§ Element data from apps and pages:
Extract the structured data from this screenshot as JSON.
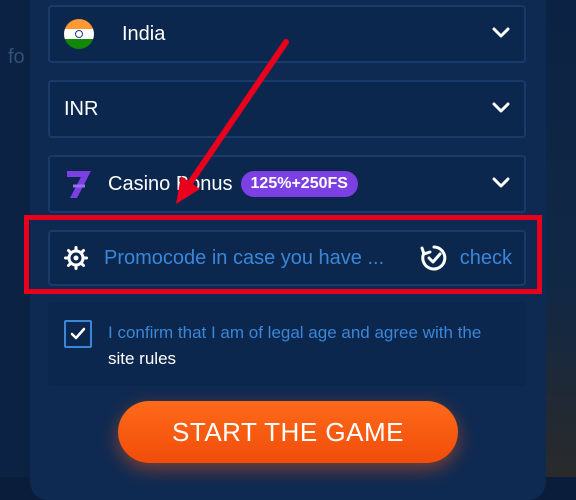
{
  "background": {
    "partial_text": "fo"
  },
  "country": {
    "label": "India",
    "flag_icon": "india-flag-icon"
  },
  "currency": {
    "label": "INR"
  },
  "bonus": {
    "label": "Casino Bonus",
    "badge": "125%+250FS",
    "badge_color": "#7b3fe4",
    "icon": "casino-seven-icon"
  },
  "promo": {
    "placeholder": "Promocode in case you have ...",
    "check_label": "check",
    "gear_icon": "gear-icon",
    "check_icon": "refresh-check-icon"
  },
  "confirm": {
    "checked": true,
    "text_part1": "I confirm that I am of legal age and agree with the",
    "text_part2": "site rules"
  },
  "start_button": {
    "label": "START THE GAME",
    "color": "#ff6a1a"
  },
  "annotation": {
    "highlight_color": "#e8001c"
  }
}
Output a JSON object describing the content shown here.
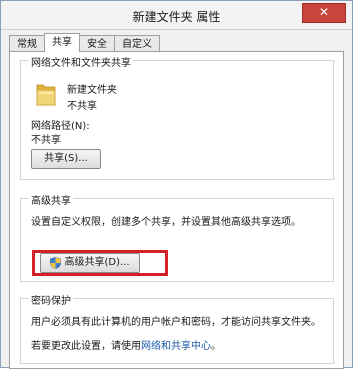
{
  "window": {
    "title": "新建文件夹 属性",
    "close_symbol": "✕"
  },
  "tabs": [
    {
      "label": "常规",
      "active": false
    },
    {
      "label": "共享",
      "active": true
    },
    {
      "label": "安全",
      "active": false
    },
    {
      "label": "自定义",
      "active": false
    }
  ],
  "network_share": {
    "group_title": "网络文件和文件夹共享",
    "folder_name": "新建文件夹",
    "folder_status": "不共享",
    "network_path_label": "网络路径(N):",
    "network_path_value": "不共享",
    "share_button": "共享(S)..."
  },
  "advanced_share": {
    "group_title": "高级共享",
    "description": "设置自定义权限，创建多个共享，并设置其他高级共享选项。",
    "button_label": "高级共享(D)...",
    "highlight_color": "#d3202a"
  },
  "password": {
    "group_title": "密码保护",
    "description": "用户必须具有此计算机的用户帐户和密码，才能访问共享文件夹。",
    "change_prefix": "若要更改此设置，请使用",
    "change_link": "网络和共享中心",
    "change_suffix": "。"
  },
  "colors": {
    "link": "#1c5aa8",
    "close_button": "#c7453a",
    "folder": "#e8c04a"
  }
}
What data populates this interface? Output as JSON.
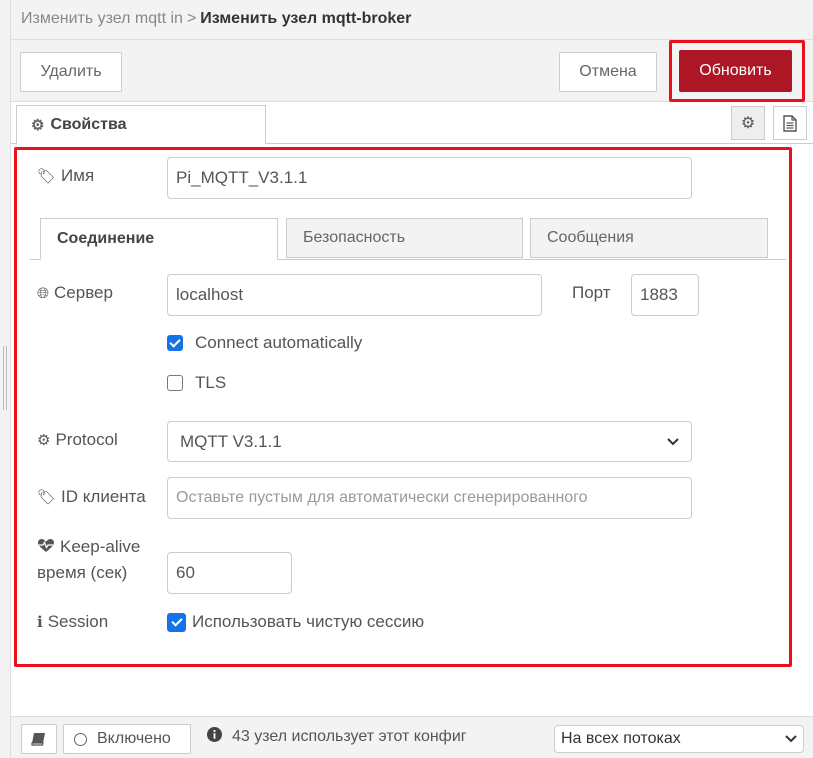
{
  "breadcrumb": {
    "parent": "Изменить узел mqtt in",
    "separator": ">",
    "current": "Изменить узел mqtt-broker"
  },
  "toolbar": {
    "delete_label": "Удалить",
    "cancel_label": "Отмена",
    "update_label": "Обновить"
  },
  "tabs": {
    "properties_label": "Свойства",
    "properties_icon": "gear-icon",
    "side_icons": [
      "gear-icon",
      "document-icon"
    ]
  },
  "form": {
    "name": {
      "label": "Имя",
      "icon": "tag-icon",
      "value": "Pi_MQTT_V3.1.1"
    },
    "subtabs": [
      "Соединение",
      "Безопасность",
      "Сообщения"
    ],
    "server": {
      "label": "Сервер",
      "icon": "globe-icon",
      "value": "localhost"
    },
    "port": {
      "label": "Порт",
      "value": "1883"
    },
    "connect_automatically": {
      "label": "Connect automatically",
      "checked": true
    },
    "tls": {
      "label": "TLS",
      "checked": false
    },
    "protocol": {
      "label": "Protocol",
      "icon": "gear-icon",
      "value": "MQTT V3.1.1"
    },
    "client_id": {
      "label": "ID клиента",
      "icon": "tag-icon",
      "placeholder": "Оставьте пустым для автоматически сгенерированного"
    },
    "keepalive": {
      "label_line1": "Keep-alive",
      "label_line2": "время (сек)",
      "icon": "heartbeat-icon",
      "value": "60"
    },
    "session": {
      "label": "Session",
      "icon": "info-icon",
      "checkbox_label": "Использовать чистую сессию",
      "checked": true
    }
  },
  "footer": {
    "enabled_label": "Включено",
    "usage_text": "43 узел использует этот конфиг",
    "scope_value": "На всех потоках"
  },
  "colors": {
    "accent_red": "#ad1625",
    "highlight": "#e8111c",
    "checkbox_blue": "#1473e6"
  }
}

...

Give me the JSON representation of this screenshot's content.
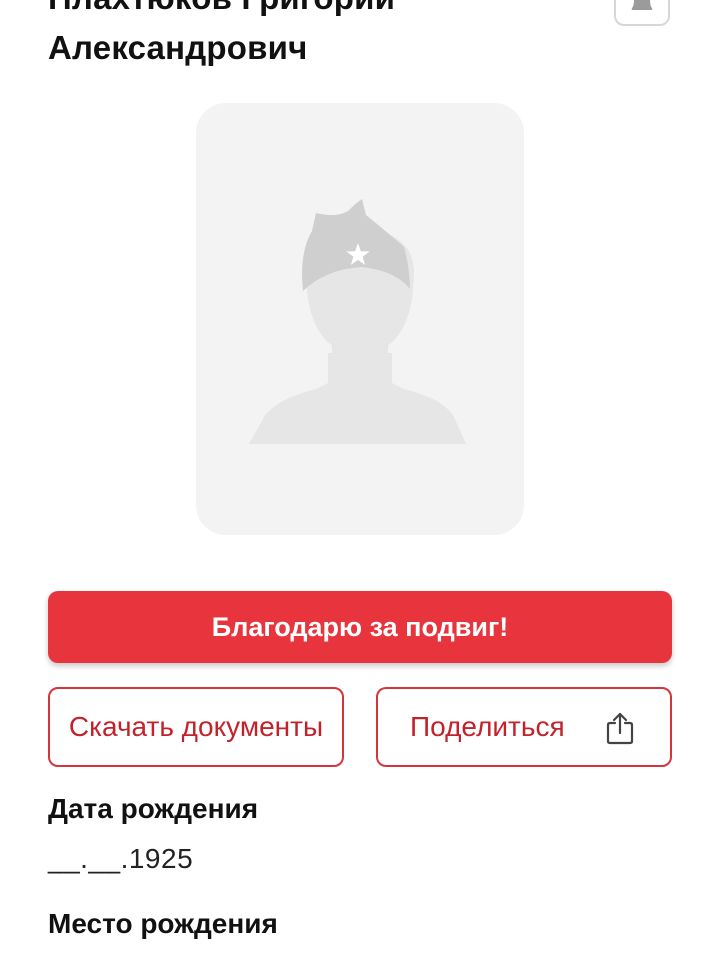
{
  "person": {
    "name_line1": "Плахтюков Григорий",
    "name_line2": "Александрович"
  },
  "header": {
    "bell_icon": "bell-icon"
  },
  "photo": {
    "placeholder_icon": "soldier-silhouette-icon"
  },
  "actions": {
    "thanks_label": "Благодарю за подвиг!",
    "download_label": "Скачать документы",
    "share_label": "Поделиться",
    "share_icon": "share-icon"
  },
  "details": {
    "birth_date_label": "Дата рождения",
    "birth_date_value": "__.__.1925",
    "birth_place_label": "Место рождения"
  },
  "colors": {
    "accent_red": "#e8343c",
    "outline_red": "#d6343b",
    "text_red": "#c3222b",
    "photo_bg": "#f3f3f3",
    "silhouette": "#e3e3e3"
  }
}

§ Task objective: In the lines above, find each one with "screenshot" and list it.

§ Reply:
Extract the structured data from this screenshot as JSON.
Give me the JSON representation of this screenshot's content.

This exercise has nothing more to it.